Description of the task:
Answer with the number of lines in the records that contain "JSON" and with nothing else.
□ □ □
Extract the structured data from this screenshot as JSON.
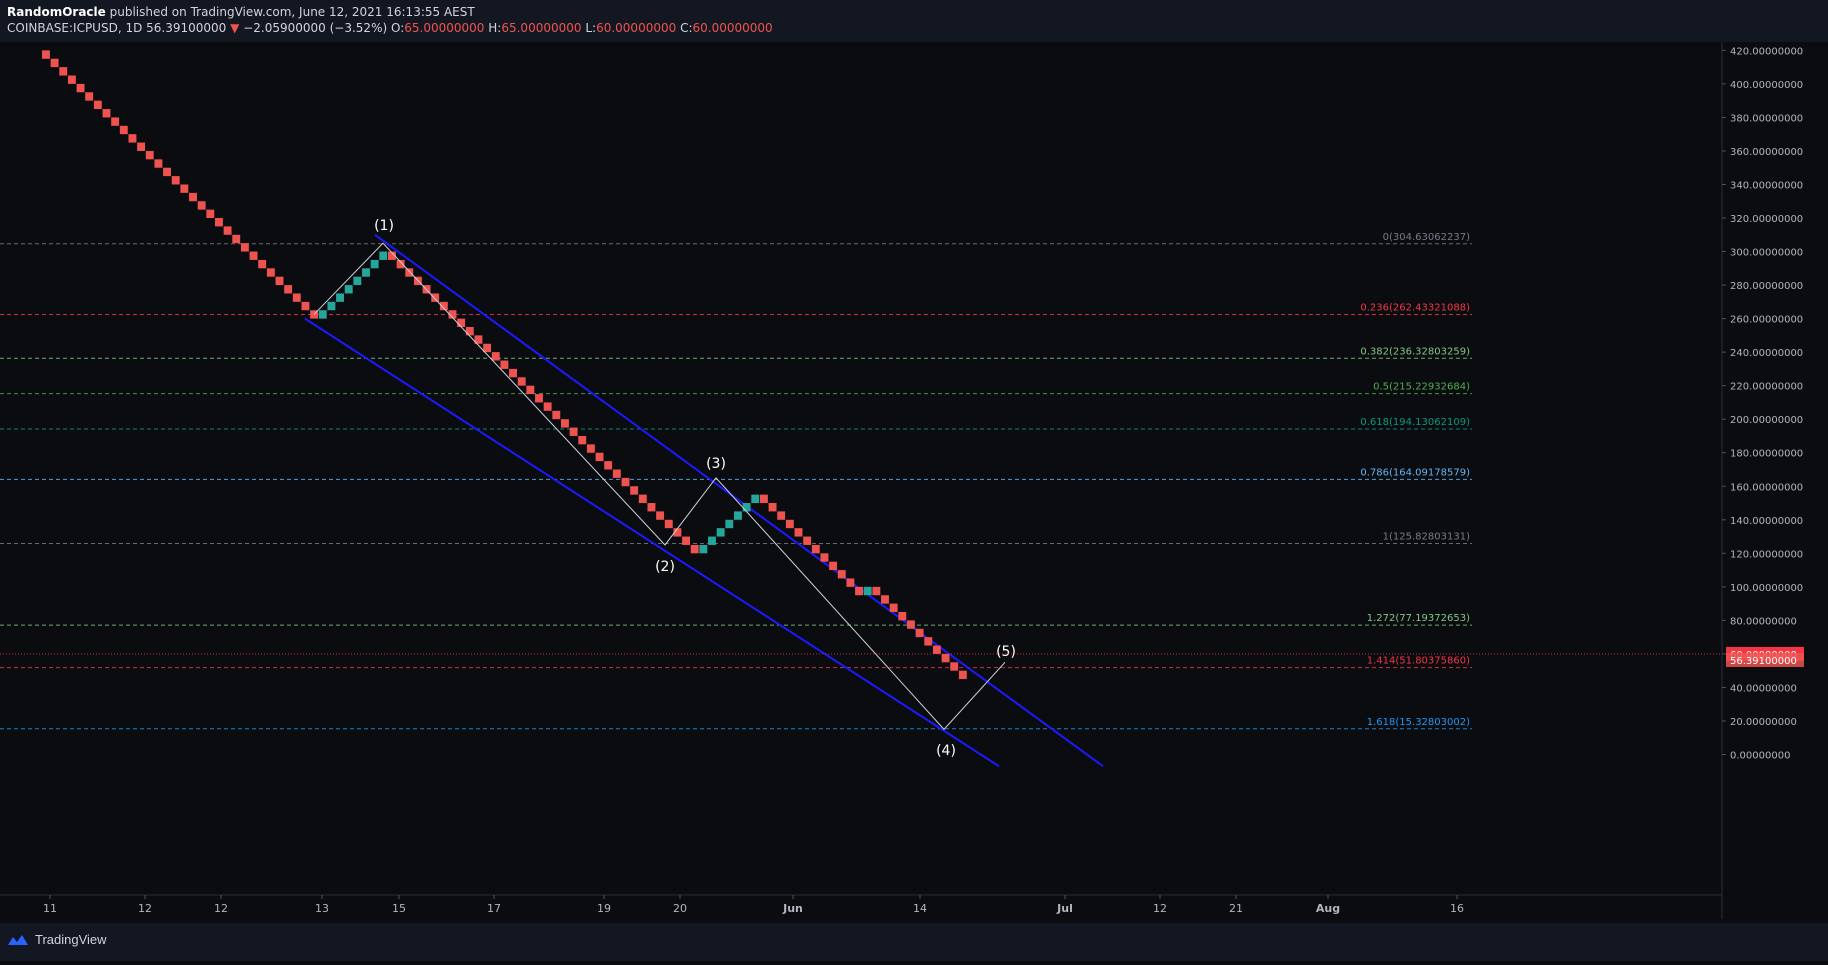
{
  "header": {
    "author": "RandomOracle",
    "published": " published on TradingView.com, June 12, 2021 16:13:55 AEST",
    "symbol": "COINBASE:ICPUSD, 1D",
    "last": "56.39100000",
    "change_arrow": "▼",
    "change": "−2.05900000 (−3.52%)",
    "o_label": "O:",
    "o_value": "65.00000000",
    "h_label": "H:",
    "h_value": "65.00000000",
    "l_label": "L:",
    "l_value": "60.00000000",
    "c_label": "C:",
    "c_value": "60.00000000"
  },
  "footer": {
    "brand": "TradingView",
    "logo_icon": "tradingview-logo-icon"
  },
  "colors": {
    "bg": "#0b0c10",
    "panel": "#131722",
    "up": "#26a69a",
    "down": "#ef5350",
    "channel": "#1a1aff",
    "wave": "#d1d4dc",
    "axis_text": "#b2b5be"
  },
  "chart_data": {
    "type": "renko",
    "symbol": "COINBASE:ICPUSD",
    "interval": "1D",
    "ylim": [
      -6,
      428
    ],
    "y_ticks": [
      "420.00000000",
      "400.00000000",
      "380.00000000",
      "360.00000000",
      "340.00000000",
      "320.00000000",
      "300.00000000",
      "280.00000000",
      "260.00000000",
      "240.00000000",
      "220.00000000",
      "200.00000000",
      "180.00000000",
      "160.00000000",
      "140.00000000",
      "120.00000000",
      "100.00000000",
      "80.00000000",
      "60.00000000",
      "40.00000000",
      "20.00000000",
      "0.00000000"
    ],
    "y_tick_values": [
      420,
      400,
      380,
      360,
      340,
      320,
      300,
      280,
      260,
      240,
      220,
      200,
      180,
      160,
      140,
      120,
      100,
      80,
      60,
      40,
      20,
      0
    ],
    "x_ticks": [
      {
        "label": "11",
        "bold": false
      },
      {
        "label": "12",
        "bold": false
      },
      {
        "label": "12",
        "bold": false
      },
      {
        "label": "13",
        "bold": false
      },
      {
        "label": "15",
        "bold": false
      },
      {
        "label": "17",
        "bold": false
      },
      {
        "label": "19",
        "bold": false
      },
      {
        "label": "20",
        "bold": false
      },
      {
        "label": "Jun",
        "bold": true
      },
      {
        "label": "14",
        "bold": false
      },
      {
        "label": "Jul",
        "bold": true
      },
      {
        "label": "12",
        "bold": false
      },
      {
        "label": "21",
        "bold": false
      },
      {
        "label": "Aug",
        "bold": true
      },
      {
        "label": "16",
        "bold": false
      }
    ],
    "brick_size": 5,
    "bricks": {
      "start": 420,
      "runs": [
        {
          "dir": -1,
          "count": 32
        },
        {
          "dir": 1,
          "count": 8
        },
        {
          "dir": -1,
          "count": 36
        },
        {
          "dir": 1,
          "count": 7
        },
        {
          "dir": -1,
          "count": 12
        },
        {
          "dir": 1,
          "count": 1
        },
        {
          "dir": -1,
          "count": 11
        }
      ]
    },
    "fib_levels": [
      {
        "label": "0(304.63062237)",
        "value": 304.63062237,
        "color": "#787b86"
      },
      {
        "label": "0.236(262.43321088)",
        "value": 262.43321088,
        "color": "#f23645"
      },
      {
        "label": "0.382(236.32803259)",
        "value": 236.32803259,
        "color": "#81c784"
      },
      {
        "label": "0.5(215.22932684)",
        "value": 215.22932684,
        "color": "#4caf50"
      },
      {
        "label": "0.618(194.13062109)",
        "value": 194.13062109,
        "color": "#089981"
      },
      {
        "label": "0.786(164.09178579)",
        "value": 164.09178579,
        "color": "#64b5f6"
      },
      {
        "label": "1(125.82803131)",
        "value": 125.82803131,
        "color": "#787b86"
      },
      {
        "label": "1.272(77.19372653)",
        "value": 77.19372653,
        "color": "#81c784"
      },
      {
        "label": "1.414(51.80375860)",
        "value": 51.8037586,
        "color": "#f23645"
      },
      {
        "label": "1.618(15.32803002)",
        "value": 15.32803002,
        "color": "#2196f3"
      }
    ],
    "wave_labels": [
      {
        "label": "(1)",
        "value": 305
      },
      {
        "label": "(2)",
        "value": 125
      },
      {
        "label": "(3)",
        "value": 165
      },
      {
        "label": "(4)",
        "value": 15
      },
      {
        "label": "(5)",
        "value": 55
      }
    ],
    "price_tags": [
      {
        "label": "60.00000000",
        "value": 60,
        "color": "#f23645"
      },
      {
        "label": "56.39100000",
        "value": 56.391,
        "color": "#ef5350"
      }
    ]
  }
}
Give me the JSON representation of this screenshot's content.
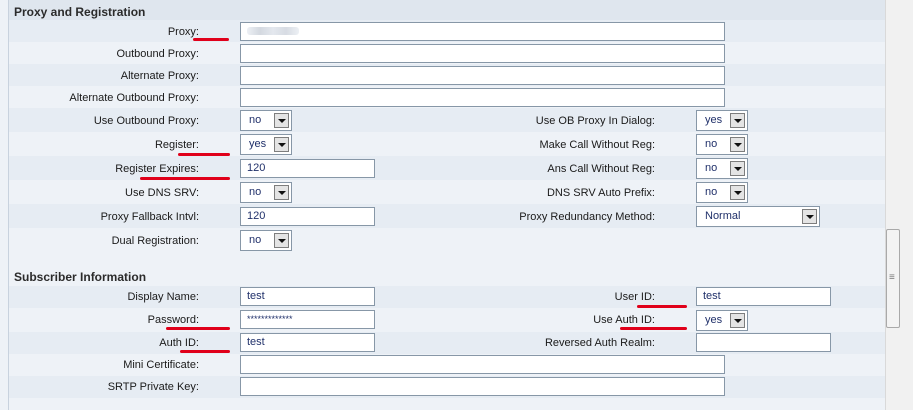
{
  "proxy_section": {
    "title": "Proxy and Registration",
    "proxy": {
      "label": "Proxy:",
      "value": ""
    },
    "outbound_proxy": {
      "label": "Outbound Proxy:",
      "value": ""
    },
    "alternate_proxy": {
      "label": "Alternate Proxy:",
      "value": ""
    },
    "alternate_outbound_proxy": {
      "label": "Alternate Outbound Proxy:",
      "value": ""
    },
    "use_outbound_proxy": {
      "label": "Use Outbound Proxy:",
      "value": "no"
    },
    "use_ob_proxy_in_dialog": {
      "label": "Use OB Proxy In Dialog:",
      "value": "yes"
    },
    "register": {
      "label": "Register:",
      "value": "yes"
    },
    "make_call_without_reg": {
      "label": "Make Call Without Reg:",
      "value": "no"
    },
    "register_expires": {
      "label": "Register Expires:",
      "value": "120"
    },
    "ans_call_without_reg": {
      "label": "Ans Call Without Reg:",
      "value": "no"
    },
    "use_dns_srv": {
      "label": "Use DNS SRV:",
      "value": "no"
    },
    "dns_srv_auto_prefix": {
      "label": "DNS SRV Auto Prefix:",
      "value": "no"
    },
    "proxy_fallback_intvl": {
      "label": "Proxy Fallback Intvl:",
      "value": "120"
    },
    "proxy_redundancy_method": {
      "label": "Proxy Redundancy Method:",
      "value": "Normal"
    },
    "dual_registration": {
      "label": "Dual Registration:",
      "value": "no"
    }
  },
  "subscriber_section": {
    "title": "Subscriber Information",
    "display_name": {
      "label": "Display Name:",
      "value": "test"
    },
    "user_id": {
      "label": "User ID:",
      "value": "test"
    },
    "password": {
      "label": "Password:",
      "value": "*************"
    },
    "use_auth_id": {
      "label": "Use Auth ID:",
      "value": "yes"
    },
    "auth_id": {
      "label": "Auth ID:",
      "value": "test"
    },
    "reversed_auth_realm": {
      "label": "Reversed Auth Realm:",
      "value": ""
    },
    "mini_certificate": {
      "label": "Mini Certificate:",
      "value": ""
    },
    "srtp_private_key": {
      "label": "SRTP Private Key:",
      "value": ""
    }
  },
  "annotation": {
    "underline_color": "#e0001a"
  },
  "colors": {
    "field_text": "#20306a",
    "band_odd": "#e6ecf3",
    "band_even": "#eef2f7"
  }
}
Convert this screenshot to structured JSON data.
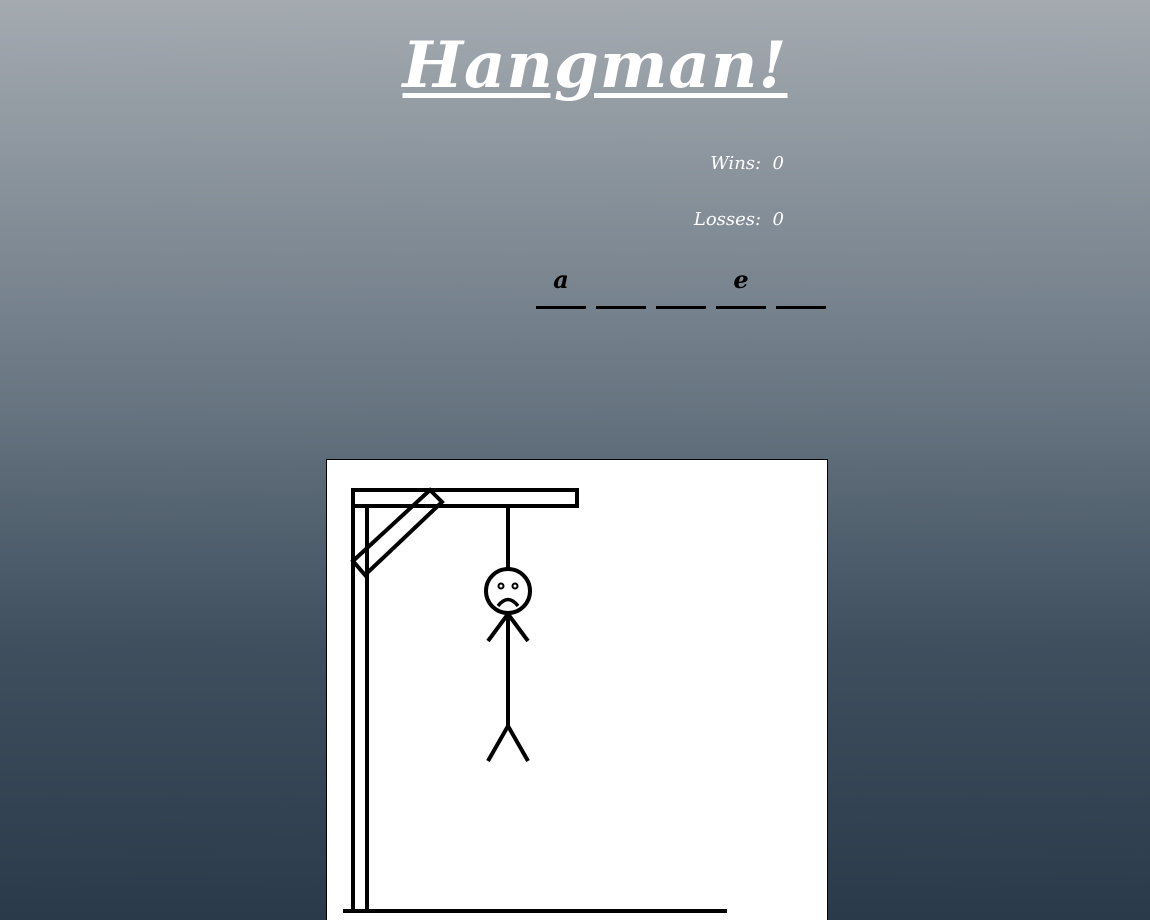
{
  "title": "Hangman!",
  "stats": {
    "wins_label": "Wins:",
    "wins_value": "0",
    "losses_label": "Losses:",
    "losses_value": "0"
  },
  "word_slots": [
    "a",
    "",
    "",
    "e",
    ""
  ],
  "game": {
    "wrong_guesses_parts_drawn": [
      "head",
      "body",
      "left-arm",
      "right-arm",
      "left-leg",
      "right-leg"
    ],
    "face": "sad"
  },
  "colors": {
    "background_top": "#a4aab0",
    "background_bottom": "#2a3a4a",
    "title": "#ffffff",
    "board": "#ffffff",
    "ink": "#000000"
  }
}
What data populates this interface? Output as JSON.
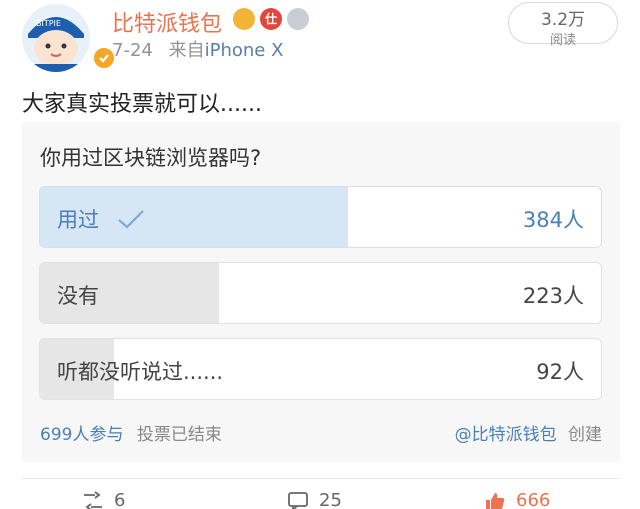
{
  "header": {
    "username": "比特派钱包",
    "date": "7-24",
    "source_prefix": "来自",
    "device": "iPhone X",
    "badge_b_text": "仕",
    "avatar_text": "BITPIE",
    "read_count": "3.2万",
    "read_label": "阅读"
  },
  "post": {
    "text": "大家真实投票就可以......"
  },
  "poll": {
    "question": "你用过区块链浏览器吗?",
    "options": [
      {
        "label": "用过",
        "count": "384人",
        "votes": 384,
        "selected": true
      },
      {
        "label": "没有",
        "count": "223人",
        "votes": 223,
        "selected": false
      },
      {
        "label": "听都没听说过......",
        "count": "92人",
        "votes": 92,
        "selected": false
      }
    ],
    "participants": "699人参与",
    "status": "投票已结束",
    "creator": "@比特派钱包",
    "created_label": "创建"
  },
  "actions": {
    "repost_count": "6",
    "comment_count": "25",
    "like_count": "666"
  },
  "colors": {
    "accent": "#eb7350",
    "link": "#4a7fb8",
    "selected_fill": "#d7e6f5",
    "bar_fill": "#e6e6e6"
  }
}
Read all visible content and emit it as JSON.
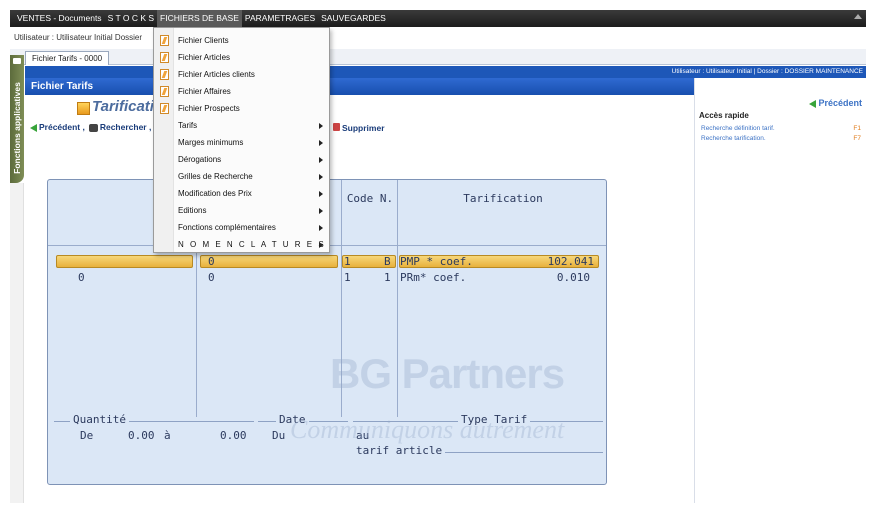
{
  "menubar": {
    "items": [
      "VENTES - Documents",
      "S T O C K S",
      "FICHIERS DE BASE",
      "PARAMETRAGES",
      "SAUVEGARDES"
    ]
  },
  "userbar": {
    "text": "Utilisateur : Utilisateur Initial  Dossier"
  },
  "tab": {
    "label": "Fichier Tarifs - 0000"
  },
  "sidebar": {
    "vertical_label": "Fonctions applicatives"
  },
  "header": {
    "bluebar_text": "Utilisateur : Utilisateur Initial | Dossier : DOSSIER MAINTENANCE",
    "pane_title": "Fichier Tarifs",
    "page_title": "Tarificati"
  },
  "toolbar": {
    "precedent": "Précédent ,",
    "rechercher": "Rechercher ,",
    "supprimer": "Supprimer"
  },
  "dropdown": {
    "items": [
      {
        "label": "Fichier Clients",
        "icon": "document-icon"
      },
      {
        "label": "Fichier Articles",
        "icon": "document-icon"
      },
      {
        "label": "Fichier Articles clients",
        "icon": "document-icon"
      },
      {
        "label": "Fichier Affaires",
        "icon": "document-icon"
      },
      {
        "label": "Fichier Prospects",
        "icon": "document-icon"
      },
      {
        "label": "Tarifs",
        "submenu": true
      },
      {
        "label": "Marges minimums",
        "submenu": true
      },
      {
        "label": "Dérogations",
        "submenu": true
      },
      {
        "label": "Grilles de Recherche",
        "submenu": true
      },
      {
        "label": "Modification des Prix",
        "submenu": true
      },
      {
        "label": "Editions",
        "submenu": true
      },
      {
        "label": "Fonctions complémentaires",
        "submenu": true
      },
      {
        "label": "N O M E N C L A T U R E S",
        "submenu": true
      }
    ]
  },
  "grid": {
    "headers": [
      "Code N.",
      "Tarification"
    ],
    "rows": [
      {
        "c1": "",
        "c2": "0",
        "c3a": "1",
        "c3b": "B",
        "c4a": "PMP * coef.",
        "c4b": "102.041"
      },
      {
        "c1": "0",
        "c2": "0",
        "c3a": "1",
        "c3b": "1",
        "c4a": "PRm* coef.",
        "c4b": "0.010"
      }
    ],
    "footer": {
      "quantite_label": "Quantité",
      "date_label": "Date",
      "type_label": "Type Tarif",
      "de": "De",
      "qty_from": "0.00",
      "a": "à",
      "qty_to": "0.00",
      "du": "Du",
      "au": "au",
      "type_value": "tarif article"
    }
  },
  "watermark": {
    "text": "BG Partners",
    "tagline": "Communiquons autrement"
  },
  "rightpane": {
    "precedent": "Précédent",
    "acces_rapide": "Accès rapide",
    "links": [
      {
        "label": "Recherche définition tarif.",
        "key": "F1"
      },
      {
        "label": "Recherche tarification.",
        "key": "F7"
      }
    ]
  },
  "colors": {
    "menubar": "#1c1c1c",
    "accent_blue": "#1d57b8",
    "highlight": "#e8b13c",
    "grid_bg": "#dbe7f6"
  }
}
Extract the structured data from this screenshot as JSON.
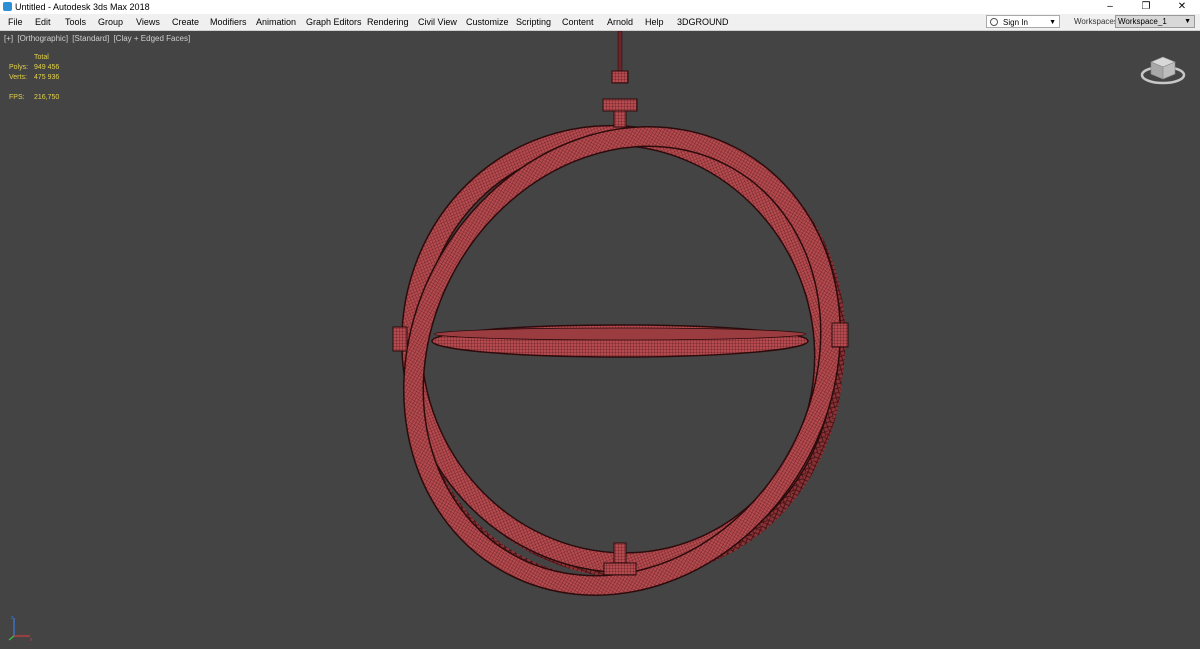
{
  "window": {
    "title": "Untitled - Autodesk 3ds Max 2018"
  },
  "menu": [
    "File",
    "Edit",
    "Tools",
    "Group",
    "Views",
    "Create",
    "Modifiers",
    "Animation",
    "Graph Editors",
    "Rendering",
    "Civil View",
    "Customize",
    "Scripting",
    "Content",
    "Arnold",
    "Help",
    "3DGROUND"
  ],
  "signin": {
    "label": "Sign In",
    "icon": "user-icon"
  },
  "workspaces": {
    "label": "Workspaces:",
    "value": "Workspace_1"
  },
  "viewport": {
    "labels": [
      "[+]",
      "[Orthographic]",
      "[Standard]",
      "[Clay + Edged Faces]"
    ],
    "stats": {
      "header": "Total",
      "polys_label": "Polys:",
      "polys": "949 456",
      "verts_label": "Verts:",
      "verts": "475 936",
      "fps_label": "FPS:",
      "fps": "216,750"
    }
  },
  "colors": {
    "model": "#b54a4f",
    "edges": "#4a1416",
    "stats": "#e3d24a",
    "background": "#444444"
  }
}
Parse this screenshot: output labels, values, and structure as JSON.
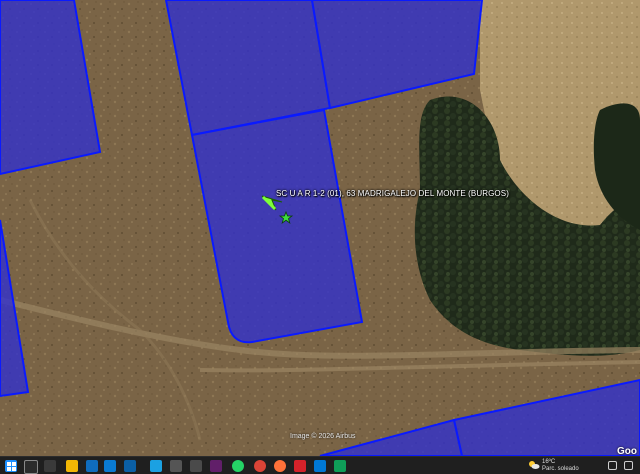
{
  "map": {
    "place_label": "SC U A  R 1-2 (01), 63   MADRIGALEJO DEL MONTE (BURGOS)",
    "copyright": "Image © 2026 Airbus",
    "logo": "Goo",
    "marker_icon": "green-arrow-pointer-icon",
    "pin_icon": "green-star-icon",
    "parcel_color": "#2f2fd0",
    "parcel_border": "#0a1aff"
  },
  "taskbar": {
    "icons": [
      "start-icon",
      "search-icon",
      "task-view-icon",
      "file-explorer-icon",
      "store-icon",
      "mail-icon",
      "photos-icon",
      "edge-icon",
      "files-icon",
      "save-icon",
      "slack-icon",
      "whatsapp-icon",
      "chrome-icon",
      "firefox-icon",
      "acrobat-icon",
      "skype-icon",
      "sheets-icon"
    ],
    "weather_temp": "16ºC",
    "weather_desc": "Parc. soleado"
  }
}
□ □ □
Response to this exercise:
7